What You Need to Know When Buying Dress Shirts
Having a good set of dress shirts is an essential part of every man's wardrobe. It serves as the backdrop to your neckties and complements your suit or sport coat. When buying dress shirts it's important to know what you already have and build on that. If you're not content with what you already have you can always start over. Here's how.
Collar styles play an integral part in how people perceive your face. For people with long and narrow faces a collar that has a wider spread is ideal. For those with round faces a collar that doesn't spread wide and has long points will offset the roundness.
The trend these days is a smaller collar; note, though, that these do not pair well with neckties. Neckties are usually thick and when put under a small collar will stick out. To be safe choose collars that are standard in size so you will not have problems when using neckties.
When buying dress shirts do not forget to button the collar to check if you fasten it without feeling constricted. As a rule of thumb you should be able to fit in two fingers while the top button is fastened. Remember that the constant washing and drying these shirts will undergo will make the collar shrink a bit over time so make sure to buy them with room to shrink.
Colors and Patterns
The holy grail of shirt colors are white, blue and pink. The last two colors should be of the pale variety to maximize versatility. If we look at these three colors you will notice that they will more often than not pair with almost any color or style of necktie out there. These three colors also work well with navy or gray suits. Common patterns such as narrow vertical stripes and small ginghams are good options for variety.

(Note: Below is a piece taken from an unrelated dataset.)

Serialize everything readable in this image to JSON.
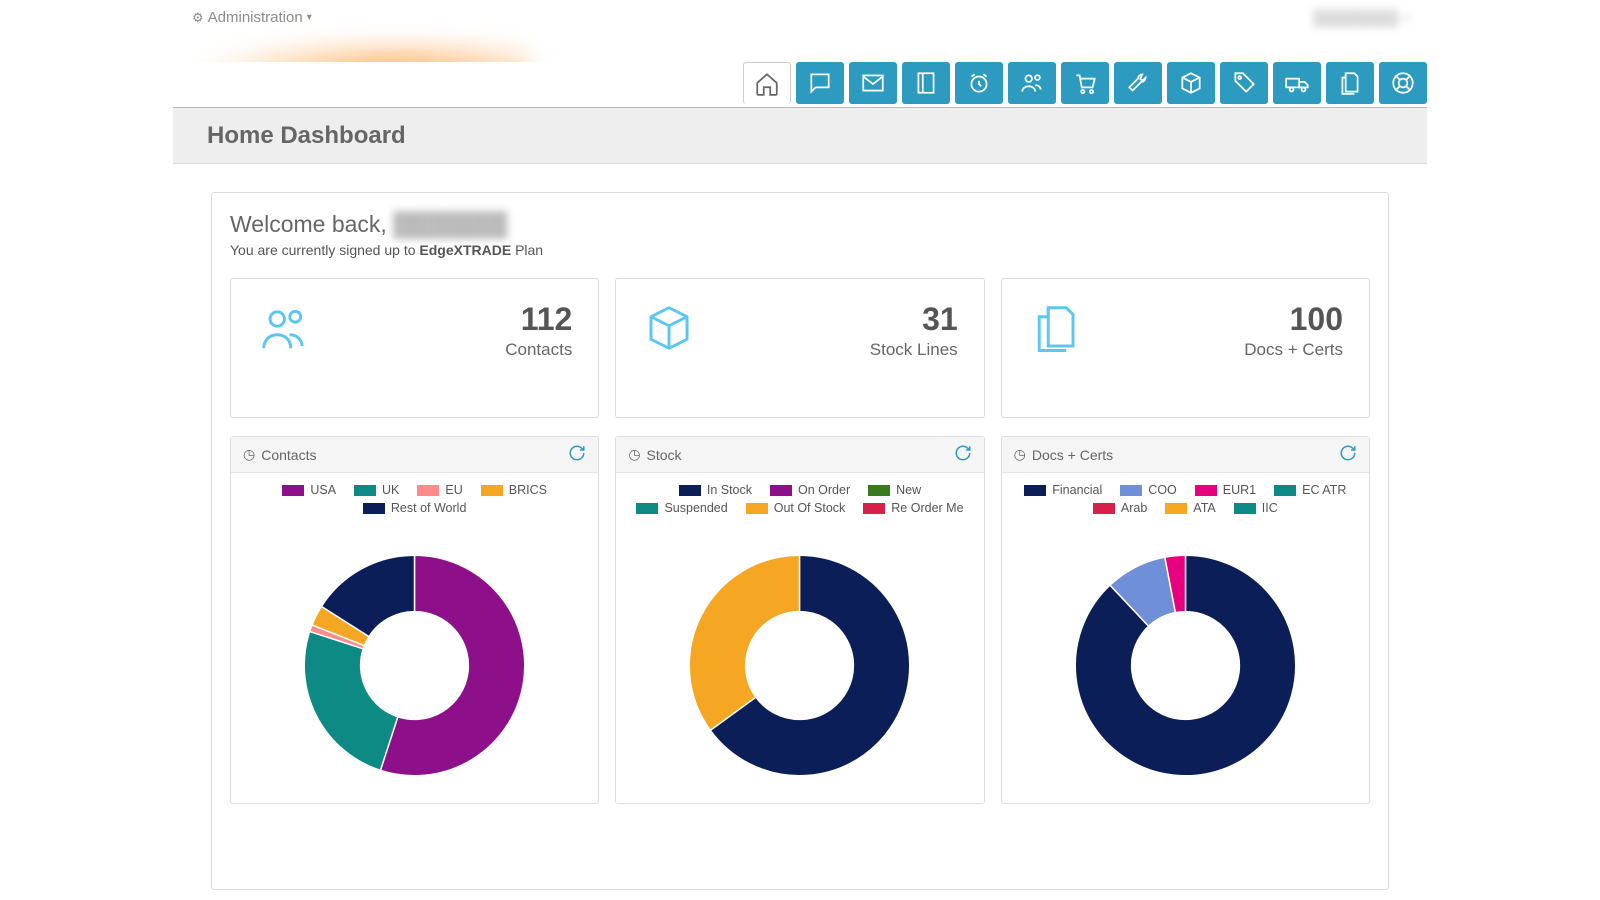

Dress shirts are worn tucked in therefore should be long enough that it covers the buttocks. Shirts that are short in length are only a nuisance as one needs to constantly tuck them in throughout the course of the day.
The sleeve length is something most men forget to check. It doesn't matter from the beginning but when one starts to wear suits and sport coats later on sleeve lengths will matter. Half an inch is the recommended amount of shirt cuff that should be visible when wearing a coat so the shirt should cover at most an inch past your wristbone. Here's a tip: Flex your arms to see if the sleeve stays in place. If it stays in place then you've got an ideal shirt sleeve. If you feel any pulling it's not a good fit.
A good dress shirt should be comfortably snug. It should be cut close to the body yet allow for freedom of movement and comfortable to wear all day long. Important areas to check for tightness are the shoulders, chest and waist. If these areas are too tight, consider sizing up. Consider going to a tailor if you can't find a well-fitting shirt off-the-rack.